__TASK PROMPT__: For this exercise, repeat the records below exactly as written.

───── INPUT ─────

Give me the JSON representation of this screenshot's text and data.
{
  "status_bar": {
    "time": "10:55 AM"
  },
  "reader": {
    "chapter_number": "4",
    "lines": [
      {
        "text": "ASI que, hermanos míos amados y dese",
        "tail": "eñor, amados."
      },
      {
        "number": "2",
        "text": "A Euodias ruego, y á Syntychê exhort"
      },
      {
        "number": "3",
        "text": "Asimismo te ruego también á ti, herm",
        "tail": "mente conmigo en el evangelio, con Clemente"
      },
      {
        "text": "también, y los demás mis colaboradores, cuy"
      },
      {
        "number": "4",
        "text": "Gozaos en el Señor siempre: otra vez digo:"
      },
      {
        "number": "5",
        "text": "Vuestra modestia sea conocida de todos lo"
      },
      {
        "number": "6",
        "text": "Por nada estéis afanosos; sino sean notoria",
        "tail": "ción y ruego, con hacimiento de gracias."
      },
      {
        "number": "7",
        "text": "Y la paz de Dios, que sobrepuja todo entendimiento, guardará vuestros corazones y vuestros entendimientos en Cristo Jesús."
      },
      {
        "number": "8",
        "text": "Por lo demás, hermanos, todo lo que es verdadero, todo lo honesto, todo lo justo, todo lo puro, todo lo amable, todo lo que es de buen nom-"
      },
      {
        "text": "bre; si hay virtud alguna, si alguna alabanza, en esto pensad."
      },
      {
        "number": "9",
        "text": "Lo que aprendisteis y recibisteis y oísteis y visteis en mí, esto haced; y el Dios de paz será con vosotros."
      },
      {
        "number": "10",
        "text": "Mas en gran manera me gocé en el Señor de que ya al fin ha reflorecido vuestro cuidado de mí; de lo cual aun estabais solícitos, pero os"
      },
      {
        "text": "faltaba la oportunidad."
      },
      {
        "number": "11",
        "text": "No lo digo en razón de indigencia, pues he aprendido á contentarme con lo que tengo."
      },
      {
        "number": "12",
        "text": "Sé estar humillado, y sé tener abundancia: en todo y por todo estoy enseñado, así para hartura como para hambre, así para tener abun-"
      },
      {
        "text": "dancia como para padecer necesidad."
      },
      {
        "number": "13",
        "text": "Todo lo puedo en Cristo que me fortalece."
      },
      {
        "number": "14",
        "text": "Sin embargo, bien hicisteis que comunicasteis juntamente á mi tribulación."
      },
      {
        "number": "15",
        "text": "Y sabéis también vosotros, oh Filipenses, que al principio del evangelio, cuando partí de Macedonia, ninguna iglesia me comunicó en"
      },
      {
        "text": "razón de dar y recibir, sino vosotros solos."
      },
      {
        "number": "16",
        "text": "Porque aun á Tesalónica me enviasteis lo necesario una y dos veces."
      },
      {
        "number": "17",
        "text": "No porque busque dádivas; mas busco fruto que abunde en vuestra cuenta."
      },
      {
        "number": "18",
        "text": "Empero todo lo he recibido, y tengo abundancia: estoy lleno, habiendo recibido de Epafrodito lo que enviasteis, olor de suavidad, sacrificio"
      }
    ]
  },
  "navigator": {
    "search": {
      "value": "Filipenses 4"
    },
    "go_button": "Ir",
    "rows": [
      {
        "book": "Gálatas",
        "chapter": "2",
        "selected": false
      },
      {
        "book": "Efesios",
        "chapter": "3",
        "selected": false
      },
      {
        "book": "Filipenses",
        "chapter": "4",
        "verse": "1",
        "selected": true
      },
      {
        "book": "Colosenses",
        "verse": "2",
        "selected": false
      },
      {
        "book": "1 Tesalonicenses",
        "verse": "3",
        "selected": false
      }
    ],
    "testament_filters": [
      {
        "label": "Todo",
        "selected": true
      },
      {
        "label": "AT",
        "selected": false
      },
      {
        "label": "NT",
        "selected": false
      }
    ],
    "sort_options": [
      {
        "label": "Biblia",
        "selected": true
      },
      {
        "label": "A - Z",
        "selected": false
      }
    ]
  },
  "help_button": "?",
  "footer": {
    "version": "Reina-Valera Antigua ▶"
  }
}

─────

__ANSWER FOR THIS EXERCISE__:
Give me the JSON representation of this screenshot's text and data.
{
  "status_bar": {
    "time": "10:55 AM"
  },
  "reader": {
    "chapter_number": "4",
    "lines": [
      {
        "text": "ASI que, hermanos míos amados y dese",
        "tail": "eñor, amados."
      },
      {
        "number": "2",
        "text": "A Euodias ruego, y á Syntychê exhort"
      },
      {
        "number": "3",
        "text": "Asimismo te ruego también á ti, herm",
        "tail": "mente conmigo en el evangelio, con Clemente"
      },
      {
        "text": "también, y los demás mis colaboradores, cuy"
      },
      {
        "number": "4",
        "text": "Gozaos en el Señor siempre: otra vez digo:"
      },
      {
        "number": "5",
        "text": "Vuestra modestia sea conocida de todos lo"
      },
      {
        "number": "6",
        "text": "Por nada estéis afanosos; sino sean notoria",
        "tail": "ción y ruego, con hacimiento de gracias."
      },
      {
        "number": "7",
        "text": "Y la paz de Dios, que sobrepuja todo entendimiento, guardará vuestros corazones y vuestros entendimientos en Cristo Jesús."
      },
      {
        "number": "8",
        "text": "Por lo demás, hermanos, todo lo que es verdadero, todo lo honesto, todo lo justo, todo lo puro, todo lo amable, todo lo que es de buen nom-"
      },
      {
        "text": "bre; si hay virtud alguna, si alguna alabanza, en esto pensad."
      },
      {
        "number": "9",
        "text": "Lo que aprendisteis y recibisteis y oísteis y visteis en mí, esto haced; y el Dios de paz será con vosotros."
      },
      {
        "number": "10",
        "text": "Mas en gran manera me gocé en el Señor de que ya al fin ha reflorecido vuestro cuidado de mí; de lo cual aun estabais solícitos, pero os"
      },
      {
        "text": "faltaba la oportunidad."
      },
      {
        "number": "11",
        "text": "No lo digo en razón de indigencia, pues he aprendido á contentarme con lo que tengo."
      },
      {
        "number": "12",
        "text": "Sé estar humillado, y sé tener abundancia: en todo y por todo estoy enseñado, así para hartura como para hambre, así para tener abun-"
      },
      {
        "text": "dancia como para padecer necesidad."
      },
      {
        "number": "13",
        "text": "Todo lo puedo en Cristo que me fortalece."
      },
      {
        "number": "14",
        "text": "Sin embargo, bien hicisteis que comunicasteis juntamente á mi tribulación."
      },
      {
        "number": "15",
        "text": "Y sabéis también vosotros, oh Filipenses, que al principio del evangelio, cuando partí de Macedonia, ninguna iglesia me comunicó en"
      },
      {
        "text": "razón de dar y recibir, sino vosotros solos."
      },
      {
        "number": "16",
        "text": "Porque aun á Tesalónica me enviasteis lo necesario una y dos veces."
      },
      {
        "number": "17",
        "text": "No porque busque dádivas; mas busco fruto que abunde en vuestra cuenta."
      },
      {
        "number": "18",
        "text": "Empero todo lo he recibido, y tengo abundancia: estoy lleno, habiendo recibido de Epafrodito lo que enviasteis, olor de suavidad, sacrificio"
      }
    ]
  },
  "navigator": {
    "search": {
      "value": "Filipenses 4"
    },
    "go_button": "Ir",
    "rows": [
      {
        "book": "Gálatas",
        "chapter": "2",
        "selected": false
      },
      {
        "book": "Efesios",
        "chapter": "3",
        "selected": false
      },
      {
        "book": "Filipenses",
        "chapter": "4",
        "verse": "1",
        "selected": true
      },
      {
        "book": "Colosenses",
        "verse": "2",
        "selected": false
      },
      {
        "book": "1 Tesalonicenses",
        "verse": "3",
        "selected": false
      }
    ],
    "testament_filters": [
      {
        "label": "Todo",
        "selected": true
      },
      {
        "label": "AT",
        "selected": false
      },
      {
        "label": "NT",
        "selected": false
      }
    ],
    "sort_options": [
      {
        "label": "Biblia",
        "selected": true
      },
      {
        "label": "A - Z",
        "selected": false
      }
    ]
  },
  "help_button": "?",
  "footer": {
    "version": "Reina-Valera Antigua ▶"
  }
}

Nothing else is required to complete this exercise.